▶ [Instructions to follow]: The data must be copied over exactly and in full.

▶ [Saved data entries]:
=-=-=

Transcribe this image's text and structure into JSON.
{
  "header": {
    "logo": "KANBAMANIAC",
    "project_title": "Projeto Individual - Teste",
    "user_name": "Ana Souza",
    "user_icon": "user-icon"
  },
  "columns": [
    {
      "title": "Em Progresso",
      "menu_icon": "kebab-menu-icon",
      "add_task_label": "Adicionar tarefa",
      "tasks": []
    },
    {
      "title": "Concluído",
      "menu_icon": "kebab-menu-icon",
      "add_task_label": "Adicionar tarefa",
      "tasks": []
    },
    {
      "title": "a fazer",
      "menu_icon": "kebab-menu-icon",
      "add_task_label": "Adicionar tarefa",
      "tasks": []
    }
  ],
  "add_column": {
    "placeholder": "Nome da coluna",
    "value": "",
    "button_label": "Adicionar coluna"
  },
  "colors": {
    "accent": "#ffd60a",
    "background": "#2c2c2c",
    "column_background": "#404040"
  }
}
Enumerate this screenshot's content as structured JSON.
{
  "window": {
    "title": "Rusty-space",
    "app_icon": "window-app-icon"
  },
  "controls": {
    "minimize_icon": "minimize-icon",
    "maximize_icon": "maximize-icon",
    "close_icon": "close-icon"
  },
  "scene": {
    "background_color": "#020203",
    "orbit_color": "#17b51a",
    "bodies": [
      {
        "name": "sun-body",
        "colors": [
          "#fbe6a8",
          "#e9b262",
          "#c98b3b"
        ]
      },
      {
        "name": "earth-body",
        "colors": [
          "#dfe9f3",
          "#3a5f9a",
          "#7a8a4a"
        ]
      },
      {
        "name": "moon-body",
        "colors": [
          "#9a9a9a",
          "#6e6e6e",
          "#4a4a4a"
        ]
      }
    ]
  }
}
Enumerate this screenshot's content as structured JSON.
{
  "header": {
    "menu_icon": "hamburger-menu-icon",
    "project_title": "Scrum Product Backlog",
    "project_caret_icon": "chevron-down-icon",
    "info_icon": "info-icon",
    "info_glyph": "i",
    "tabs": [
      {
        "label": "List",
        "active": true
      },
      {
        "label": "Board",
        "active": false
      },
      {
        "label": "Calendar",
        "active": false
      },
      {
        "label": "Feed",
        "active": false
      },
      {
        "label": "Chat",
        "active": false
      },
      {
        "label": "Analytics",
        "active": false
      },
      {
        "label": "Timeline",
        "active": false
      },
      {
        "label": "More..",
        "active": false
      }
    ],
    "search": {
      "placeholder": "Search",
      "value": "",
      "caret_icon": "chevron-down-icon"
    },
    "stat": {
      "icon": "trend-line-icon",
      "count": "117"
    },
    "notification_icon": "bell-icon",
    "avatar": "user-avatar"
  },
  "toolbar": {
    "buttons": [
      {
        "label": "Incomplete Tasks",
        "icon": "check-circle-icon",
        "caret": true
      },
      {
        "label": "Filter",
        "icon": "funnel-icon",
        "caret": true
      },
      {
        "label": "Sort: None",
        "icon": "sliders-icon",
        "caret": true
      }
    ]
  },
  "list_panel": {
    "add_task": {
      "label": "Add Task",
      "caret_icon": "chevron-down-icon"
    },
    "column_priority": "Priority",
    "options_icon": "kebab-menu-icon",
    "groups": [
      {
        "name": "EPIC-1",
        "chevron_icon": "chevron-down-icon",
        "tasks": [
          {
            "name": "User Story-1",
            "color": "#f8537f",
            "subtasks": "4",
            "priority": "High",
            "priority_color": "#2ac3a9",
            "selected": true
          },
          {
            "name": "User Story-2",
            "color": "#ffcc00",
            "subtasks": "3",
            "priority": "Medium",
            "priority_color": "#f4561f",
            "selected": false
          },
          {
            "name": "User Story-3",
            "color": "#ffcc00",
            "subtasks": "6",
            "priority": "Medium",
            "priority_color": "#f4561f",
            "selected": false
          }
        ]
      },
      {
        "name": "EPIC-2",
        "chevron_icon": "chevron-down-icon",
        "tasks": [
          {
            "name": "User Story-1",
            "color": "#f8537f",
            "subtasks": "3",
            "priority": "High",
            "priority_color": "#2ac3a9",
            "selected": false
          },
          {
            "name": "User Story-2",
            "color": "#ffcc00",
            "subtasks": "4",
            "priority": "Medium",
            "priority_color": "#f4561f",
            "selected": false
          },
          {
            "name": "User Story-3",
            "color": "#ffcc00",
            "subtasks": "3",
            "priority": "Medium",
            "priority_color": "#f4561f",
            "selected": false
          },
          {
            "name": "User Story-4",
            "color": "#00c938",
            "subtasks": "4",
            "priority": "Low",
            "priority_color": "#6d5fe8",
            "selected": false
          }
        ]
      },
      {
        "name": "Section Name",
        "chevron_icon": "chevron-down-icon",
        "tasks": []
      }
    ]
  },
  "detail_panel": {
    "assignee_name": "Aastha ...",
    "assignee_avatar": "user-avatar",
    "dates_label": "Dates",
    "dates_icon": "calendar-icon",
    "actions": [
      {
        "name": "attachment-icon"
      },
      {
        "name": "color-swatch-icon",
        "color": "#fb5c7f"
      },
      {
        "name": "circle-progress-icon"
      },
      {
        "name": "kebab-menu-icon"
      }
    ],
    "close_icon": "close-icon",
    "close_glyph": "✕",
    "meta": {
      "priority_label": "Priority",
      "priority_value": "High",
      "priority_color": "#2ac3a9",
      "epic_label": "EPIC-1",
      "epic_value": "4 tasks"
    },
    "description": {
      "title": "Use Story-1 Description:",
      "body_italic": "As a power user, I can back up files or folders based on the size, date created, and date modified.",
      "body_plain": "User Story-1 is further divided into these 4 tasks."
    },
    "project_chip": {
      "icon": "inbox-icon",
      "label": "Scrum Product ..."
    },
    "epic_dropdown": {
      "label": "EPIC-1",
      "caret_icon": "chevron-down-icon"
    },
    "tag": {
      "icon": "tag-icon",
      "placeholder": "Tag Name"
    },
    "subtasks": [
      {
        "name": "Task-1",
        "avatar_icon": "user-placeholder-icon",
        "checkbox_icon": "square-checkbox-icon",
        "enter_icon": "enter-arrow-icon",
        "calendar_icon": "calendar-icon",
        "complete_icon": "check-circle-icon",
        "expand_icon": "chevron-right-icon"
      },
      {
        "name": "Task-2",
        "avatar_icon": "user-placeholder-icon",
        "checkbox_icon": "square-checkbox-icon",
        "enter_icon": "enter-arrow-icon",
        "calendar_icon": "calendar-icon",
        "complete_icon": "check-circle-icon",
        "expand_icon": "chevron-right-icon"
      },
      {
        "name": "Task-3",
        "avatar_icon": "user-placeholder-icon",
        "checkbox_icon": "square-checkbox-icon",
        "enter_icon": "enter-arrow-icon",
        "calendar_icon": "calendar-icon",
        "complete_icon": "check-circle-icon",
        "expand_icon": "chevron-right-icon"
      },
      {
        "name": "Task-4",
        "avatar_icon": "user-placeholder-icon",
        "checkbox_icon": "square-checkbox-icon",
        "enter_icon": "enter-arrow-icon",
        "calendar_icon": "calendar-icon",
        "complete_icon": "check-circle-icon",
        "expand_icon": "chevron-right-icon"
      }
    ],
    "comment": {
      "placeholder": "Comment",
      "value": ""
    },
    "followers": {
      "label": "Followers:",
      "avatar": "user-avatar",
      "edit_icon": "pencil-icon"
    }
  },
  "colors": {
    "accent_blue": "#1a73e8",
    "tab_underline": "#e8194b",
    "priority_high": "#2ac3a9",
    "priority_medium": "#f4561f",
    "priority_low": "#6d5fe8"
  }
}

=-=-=

▶ [Answer section]:
Transcribe this image's text and structure into JSON.
{
  "header": {
    "logo": "KANBAMANIAC",
    "project_title": "Projeto Individual - Teste",
    "user_name": "Ana Souza",
    "user_icon": "user-icon"
  },
  "columns": [
    {
      "title": "Em Progresso",
      "menu_icon": "kebab-menu-icon",
      "add_task_label": "Adicionar tarefa",
      "tasks": []
    },
    {
      "title": "Concluído",
      "menu_icon": "kebab-menu-icon",
      "add_task_label": "Adicionar tarefa",
      "tasks": []
    },
    {
      "title": "a fazer",
      "menu_icon": "kebab-menu-icon",
      "add_task_label": "Adicionar tarefa",
      "tasks": []
    }
  ],
  "add_column": {
    "placeholder": "Nome da coluna",
    "value": "",
    "button_label": "Adicionar coluna"
  },
  "colors": {
    "accent": "#ffd60a",
    "background": "#2c2c2c",
    "column_background": "#404040"
  }
}
Enumerate this screenshot's content as structured JSON.
{
  "window": {
    "title": "Rusty-space",
    "app_icon": "window-app-icon"
  },
  "controls": {
    "minimize_icon": "minimize-icon",
    "maximize_icon": "maximize-icon",
    "close_icon": "close-icon"
  },
  "scene": {
    "background_color": "#020203",
    "orbit_color": "#17b51a",
    "bodies": [
      {
        "name": "sun-body",
        "colors": [
          "#fbe6a8",
          "#e9b262",
          "#c98b3b"
        ]
      },
      {
        "name": "earth-body",
        "colors": [
          "#dfe9f3",
          "#3a5f9a",
          "#7a8a4a"
        ]
      },
      {
        "name": "moon-body",
        "colors": [
          "#9a9a9a",
          "#6e6e6e",
          "#4a4a4a"
        ]
      }
    ]
  }
}
Enumerate this screenshot's content as structured JSON.
{
  "header": {
    "menu_icon": "hamburger-menu-icon",
    "project_title": "Scrum Product Backlog",
    "project_caret_icon": "chevron-down-icon",
    "info_icon": "info-icon",
    "info_glyph": "i",
    "tabs": [
      {
        "label": "List",
        "active": true
      },
      {
        "label": "Board",
        "active": false
      },
      {
        "label": "Calendar",
        "active": false
      },
      {
        "label": "Feed",
        "active": false
      },
      {
        "label": "Chat",
        "active": false
      },
      {
        "label": "Analytics",
        "active": false
      },
      {
        "label": "Timeline",
        "active": false
      },
      {
        "label": "More..",
        "active": false
      }
    ],
    "search": {
      "placeholder": "Search",
      "value": "",
      "caret_icon": "chevron-down-icon"
    },
    "stat": {
      "icon": "trend-line-icon",
      "count": "117"
    },
    "notification_icon": "bell-icon",
    "avatar": "user-avatar"
  },
  "toolbar": {
    "buttons": [
      {
        "label": "Incomplete Tasks",
        "icon": "check-circle-icon",
        "caret": true
      },
      {
        "label": "Filter",
        "icon": "funnel-icon",
        "caret": true
      },
      {
        "label": "Sort: None",
        "icon": "sliders-icon",
        "caret": true
      }
    ]
  },
  "list_panel": {
    "add_task": {
      "label": "Add Task",
      "caret_icon": "chevron-down-icon"
    },
    "column_priority": "Priority",
    "options_icon": "kebab-menu-icon",
    "groups": [
      {
        "name": "EPIC-1",
        "chevron_icon": "chevron-down-icon",
        "tasks": [
          {
            "name": "User Story-1",
            "color": "#f8537f",
            "subtasks": "4",
            "priority": "High",
            "priority_color": "#2ac3a9",
            "selected": true
          },
          {
            "name": "User Story-2",
            "color": "#ffcc00",
            "subtasks": "3",
            "priority": "Medium",
            "priority_color": "#f4561f",
            "selected": false
          },
          {
            "name": "User Story-3",
            "color": "#ffcc00",
            "subtasks": "6",
            "priority": "Medium",
            "priority_color": "#f4561f",
            "selected": false
          }
        ]
      },
      {
        "name": "EPIC-2",
        "chevron_icon": "chevron-down-icon",
        "tasks": [
          {
            "name": "User Story-1",
            "color": "#f8537f",
            "subtasks": "3",
            "priority": "High",
            "priority_color": "#2ac3a9",
            "selected": false
          },
          {
            "name": "User Story-2",
            "color": "#ffcc00",
            "subtasks": "4",
            "priority": "Medium",
            "priority_color": "#f4561f",
            "selected": false
          },
          {
            "name": "User Story-3",
            "color": "#ffcc00",
            "subtasks": "3",
            "priority": "Medium",
            "priority_color": "#f4561f",
            "selected": false
          },
          {
            "name": "User Story-4",
            "color": "#00c938",
            "subtasks": "4",
            "priority": "Low",
            "priority_color": "#6d5fe8",
            "selected": false
          }
        ]
      },
      {
        "name": "Section Name",
        "chevron_icon": "chevron-down-icon",
        "tasks": []
      }
    ]
  },
  "detail_panel": {
    "assignee_name": "Aastha ...",
    "assignee_avatar": "user-avatar",
    "dates_label": "Dates",
    "dates_icon": "calendar-icon",
    "actions": [
      {
        "name": "attachment-icon"
      },
      {
        "name": "color-swatch-icon",
        "color": "#fb5c7f"
      },
      {
        "name": "circle-progress-icon"
      },
      {
        "name": "kebab-menu-icon"
      }
    ],
    "close_icon": "close-icon",
    "close_glyph": "✕",
    "meta": {
      "priority_label": "Priority",
      "priority_value": "High",
      "priority_color": "#2ac3a9",
      "epic_label": "EPIC-1",
      "epic_value": "4 tasks"
    },
    "description": {
      "title": "Use Story-1 Description:",
      "body_italic": "As a power user, I can back up files or folders based on the size, date created, and date modified.",
      "body_plain": "User Story-1 is further divided into these 4 tasks."
    },
    "project_chip": {
      "icon": "inbox-icon",
      "label": "Scrum Product ..."
    },
    "epic_dropdown": {
      "label": "EPIC-1",
      "caret_icon": "chevron-down-icon"
    },
    "tag": {
      "icon": "tag-icon",
      "placeholder": "Tag Name"
    },
    "subtasks": [
      {
        "name": "Task-1",
        "avatar_icon": "user-placeholder-icon",
        "checkbox_icon": "square-checkbox-icon",
        "enter_icon": "enter-arrow-icon",
        "calendar_icon": "calendar-icon",
        "complete_icon": "check-circle-icon",
        "expand_icon": "chevron-right-icon"
      },
      {
        "name": "Task-2",
        "avatar_icon": "user-placeholder-icon",
        "checkbox_icon": "square-checkbox-icon",
        "enter_icon": "enter-arrow-icon",
        "calendar_icon": "calendar-icon",
        "complete_icon": "check-circle-icon",
        "expand_icon": "chevron-right-icon"
      },
      {
        "name": "Task-3",
        "avatar_icon": "user-placeholder-icon",
        "checkbox_icon": "square-checkbox-icon",
        "enter_icon": "enter-arrow-icon",
        "calendar_icon": "calendar-icon",
        "complete_icon": "check-circle-icon",
        "expand_icon": "chevron-right-icon"
      },
      {
        "name": "Task-4",
        "avatar_icon": "user-placeholder-icon",
        "checkbox_icon": "square-checkbox-icon",
        "enter_icon": "enter-arrow-icon",
        "calendar_icon": "calendar-icon",
        "complete_icon": "check-circle-icon",
        "expand_icon": "chevron-right-icon"
      }
    ],
    "comment": {
      "placeholder": "Comment",
      "value": ""
    },
    "followers": {
      "label": "Followers:",
      "avatar": "user-avatar",
      "edit_icon": "pencil-icon"
    }
  },
  "colors": {
    "accent_blue": "#1a73e8",
    "tab_underline": "#e8194b",
    "priority_high": "#2ac3a9",
    "priority_medium": "#f4561f",
    "priority_low": "#6d5fe8"
  }
}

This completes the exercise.